Q. With the Cubs and White Sox renewing their rivalry on the South Side this week, the Cubs have been reduced to playing spoiler. Do you think Cubs fans take as much joy in seeing the White Sox lose as Sox fans seem to do with the Cubs?
A. Not really, no. Going back to 2005, I don't remember a ton of Cub fans actively rooting against the White Sox in the playoffs. Now, that doesn't mean Cub fans go out of their way to wish the Sox well, but Cub fans care so much about their team that what the Sox are doing doesn't seem to be on their radar very much. And while I can't speak for Sox fans, I would imagine the Cubs' popularity, not just in Chicago but also around the country, probably gets under their skin at times, creating a "Hey, what about us?" mentality. I completely get it. It does make for an interesting rivalry and a hostile "road" environment for the Cubs at U.S. Cellular Field.
Q. Rudy Jaramillo has been long considered one of the best hitting coaches in the game, but the Cubs didn't flourish under his tutelage. Who was to blame for his demise as the Cubs hitting coach?
A. First off, I don't think Rudy forgot what made him successful once he got to Chicago. Instead, he inherited a very aggressive, and at times undisciplined, group of hitters. The Cubs are trying to instill a more patient approach in terms of grinding out at-bats and waiting for that perfect pitch to drive with authority, and I believe they merely wanted to tweak the message or at least the way it was being delivered. It's unfair to make Rudy overhaul his long-successful coaching methods, so it just came down him not being the right fit for the Cubs' new philosophy on hitting. He will be back working in big leagues soon, no doubt.

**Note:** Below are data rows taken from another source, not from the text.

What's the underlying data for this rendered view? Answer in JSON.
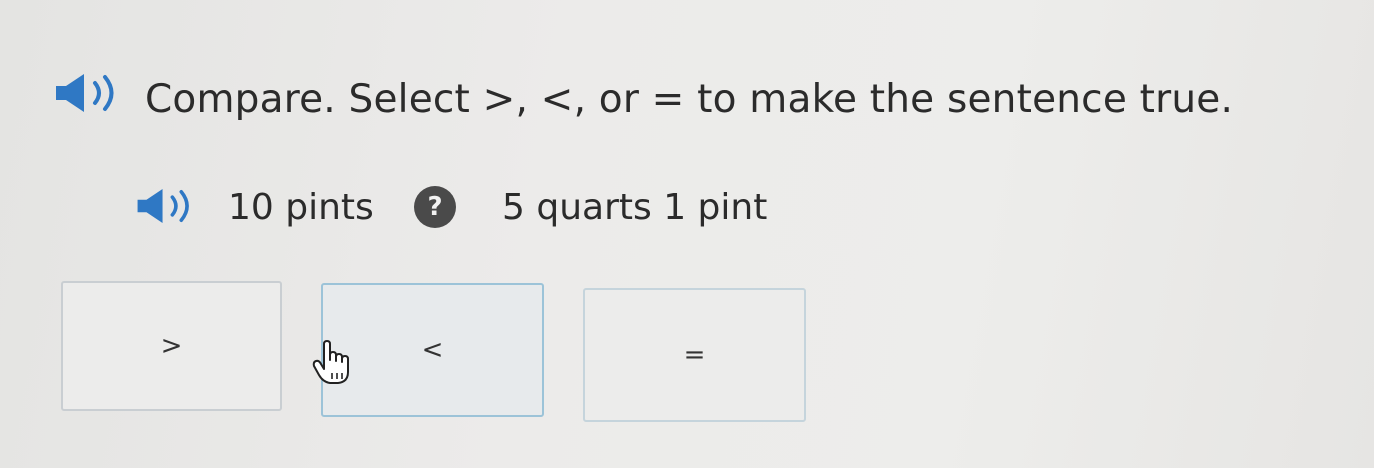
{
  "question": {
    "text": "Compare. Select >, <, or = to make the sentence true."
  },
  "comparison": {
    "left_quantity": "10 pints",
    "blank_symbol": "?",
    "right_quantity": "5 quarts 1 pint"
  },
  "choices": [
    {
      "label": ">"
    },
    {
      "label": "<"
    },
    {
      "label": "="
    }
  ],
  "icons": {
    "speaker": "speaker-icon",
    "blank": "question-mark-icon",
    "cursor": "hand-pointer-icon"
  },
  "colors": {
    "speaker_blue": "#2f78c4",
    "blank_fill": "#4a4a4a",
    "hover_border": "#9cc3d8"
  }
}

Q. You just saw the Tigers and Red Sox, two AL teams off to slow starts. Do you think either or both can get back in the race?
A. Detroit has a better chance because the AL Central isn't nearly as good as the AL East. A key for the Tigers is Doug Fister, who was terrific last year after coming over from Seattle, but has been on the DL twice already this season. I do think the White Sox can hang with them, but it's way too early to say they are out of it. The Red Sox, on the other hand, play in the top-heavy AL East. They not only are looking up at the Yankees and Rays, but also the surprising Orioles, who have beaten Boston six times in nine games. The Red Sox still have a ton of talent on their roster, particularly on the offensive side, but they cannot afford to languish under .500 for much longer.
Q. Your interviews with John Popper and Jeff Garlin last week were interesting, to say the least. How/when do you decide how long to go with your booth guests?
A. It's pretty simple really. We love former players and Cubs fans the most. The entertainers who don't root for the Cubs and/or aren't baseball fans are the ones we usually cut a little short. I never want to take our viewers' focus totally away from the game for long stretches. It's a delicate balance, one that I am still figuring out after seven-plus years on the job, but I do enjoy the high-wire act of live television. And by the way, as outrageous as he can be, Jeff Garlin is one of our favorite guests and has become a good friend of ours over the years. We rib each other because it's fun.
• Len Kasper is the TV play-by-play broadcaster for the Chicago Cubs. Follow him on Twitter @lenandbob and check out his blog entries at www.wgntv.com/lenandbob. Subscriber Total Access members can email him questions each week via our online link.